My first instinct was to throw it out. I didn't like that he used the first few paragraphs to discredit other thinkers on leadership; and I didn't find his proposed method for coming up with a business-model particularly compatible with the general idea of "chaos" that he was proposing (more on that later). I even wrote an impassioned article about it, but waited a day before publishing it (no April fools from me this year). None of my criticism was directed at his core-concept, btw., I do believe in the ability to think contradicting thoughts, and act on them also.
After a night of sleep, I came to the conclusion that Martin's article was effective. Because it required me to think the article had faulty qualities, while the core-idea was right. And that was the very idea of 'double think'! Then I started thinking, what other areas could you apply this to? Pick one!
- My perception of the internet is that it's indiscriminately linear—we forget things the day after they are published. So how could you make it less linear?
- The perception of food is that it doesn't do well in e-commerce—they perish and people value touch. So how can you sell food via the internet?
- My perception of restaurants is that it requires a genius cook, who is both expensive and hard to handle.
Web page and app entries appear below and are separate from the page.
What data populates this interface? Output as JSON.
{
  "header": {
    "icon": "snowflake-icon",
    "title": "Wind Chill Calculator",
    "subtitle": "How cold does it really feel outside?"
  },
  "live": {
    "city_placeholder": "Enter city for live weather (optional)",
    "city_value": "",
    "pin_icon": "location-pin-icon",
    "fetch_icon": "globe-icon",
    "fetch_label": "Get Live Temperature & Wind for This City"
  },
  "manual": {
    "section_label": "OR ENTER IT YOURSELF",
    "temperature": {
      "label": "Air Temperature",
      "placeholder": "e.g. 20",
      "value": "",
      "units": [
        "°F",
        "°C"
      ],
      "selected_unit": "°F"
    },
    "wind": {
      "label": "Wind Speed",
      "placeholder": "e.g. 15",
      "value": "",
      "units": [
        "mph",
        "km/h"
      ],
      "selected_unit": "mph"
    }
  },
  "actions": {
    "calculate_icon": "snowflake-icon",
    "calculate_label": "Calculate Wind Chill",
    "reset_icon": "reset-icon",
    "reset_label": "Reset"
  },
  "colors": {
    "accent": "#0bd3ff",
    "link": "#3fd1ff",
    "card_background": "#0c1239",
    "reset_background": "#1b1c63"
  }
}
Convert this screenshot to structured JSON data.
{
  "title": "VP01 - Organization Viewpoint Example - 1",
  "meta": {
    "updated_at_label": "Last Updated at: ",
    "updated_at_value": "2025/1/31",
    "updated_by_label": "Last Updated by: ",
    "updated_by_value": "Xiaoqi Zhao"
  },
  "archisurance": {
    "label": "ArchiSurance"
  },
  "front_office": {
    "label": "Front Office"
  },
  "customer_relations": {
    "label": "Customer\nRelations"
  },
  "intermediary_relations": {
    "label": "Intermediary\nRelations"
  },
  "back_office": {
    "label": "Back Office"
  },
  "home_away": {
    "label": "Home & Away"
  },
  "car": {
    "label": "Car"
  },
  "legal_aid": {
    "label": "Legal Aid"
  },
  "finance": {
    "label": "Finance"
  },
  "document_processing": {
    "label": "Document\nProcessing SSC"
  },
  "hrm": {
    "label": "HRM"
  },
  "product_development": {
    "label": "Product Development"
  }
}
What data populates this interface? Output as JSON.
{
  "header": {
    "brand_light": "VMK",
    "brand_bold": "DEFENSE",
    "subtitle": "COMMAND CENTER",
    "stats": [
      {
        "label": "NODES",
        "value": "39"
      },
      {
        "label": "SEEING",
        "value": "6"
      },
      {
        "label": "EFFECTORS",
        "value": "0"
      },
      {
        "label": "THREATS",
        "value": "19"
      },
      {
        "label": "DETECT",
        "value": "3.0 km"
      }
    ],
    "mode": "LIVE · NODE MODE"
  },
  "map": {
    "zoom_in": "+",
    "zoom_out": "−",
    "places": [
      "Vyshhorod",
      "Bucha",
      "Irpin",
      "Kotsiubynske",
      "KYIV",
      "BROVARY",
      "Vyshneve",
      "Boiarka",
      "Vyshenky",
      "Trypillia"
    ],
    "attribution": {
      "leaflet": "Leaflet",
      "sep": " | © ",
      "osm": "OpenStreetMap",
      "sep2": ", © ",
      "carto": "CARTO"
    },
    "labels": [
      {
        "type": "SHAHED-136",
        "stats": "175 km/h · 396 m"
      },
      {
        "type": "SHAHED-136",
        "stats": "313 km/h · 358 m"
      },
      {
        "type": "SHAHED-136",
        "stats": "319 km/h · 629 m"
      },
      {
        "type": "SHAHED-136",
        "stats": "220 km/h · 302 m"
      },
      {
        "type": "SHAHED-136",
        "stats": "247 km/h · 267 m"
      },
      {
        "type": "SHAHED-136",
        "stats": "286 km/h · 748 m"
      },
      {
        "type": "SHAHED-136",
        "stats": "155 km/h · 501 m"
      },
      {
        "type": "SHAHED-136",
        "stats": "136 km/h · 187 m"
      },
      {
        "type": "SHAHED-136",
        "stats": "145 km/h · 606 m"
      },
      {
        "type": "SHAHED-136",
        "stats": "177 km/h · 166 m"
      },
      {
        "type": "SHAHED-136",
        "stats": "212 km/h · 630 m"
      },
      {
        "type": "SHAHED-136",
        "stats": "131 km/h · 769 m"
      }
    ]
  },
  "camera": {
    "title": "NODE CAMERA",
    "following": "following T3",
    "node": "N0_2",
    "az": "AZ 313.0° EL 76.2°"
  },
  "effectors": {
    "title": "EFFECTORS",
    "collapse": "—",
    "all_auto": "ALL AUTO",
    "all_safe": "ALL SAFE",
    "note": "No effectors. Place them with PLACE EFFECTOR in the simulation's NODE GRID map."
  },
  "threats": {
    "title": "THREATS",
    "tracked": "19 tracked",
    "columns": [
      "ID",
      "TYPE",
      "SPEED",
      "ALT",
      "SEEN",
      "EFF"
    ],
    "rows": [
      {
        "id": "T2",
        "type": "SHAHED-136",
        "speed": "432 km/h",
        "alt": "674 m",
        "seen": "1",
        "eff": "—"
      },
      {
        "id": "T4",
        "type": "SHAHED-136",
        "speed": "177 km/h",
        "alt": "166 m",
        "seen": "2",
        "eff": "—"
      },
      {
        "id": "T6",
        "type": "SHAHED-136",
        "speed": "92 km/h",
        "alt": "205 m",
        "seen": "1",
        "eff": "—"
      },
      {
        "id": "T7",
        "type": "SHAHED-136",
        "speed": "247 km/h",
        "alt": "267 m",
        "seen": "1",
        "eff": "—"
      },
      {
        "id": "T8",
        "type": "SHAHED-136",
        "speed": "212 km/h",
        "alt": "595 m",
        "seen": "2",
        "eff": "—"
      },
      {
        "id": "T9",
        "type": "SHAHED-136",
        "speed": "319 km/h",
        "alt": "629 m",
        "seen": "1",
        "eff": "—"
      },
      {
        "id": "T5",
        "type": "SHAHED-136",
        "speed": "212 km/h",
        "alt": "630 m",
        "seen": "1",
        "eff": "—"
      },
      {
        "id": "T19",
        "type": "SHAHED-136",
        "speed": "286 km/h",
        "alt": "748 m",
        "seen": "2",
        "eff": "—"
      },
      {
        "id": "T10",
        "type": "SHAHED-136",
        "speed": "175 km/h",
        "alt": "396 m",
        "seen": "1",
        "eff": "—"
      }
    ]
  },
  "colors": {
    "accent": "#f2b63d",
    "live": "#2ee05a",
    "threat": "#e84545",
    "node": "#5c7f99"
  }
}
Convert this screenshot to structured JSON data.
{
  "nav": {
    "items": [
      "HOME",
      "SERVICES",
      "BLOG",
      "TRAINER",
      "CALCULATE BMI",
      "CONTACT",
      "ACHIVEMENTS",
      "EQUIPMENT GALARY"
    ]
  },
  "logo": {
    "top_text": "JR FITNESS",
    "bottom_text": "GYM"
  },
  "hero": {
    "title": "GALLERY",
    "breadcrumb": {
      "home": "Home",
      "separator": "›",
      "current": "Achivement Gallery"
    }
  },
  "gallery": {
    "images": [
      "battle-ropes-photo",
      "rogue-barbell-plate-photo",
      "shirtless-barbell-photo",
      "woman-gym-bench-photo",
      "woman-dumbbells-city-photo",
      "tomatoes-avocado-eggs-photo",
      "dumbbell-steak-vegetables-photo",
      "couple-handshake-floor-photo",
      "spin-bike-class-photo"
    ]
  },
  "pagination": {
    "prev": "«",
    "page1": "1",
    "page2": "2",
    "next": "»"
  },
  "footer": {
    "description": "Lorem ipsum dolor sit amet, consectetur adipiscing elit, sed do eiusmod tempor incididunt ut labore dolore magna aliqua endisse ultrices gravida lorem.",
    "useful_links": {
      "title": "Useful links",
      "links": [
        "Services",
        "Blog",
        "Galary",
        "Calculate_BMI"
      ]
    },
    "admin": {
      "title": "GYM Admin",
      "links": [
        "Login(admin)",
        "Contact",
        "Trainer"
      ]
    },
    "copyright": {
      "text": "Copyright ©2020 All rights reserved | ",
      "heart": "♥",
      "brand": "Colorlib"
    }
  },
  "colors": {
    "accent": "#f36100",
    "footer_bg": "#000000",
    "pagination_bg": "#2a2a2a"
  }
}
So how can you start a restaurant without such an individual, or better yet, how can you start a restaurant with one?
Martin's method for coming up a business-model looks like this:
In other words, you need to identify your core-customers, understand that their decision-process is not linear; understand the equally multi-dimensional architecture of your business, industry, and economy; and come out with a product/service that meets these opportunities.
Whether this is the best way to come up with an impossible idea, I'm not sure. But it seems like a logical thing to do after you come up with an idea and are looking to place it within a commercial context.
He uses one example throughout the article, that of Red Hat Linux, which, I completely agree, is one of the best examples to choose. It is free software, but it's a commercial success, which goes against conventional thinking, at least at that time. And instead of just acting as a commodity or becoming proprietary charge-ware, they decided to make a services-company out of it, and a market-leader at that. So how would you turn your open-source product into a commercial success? If that isn't 'double think', I don't know what is.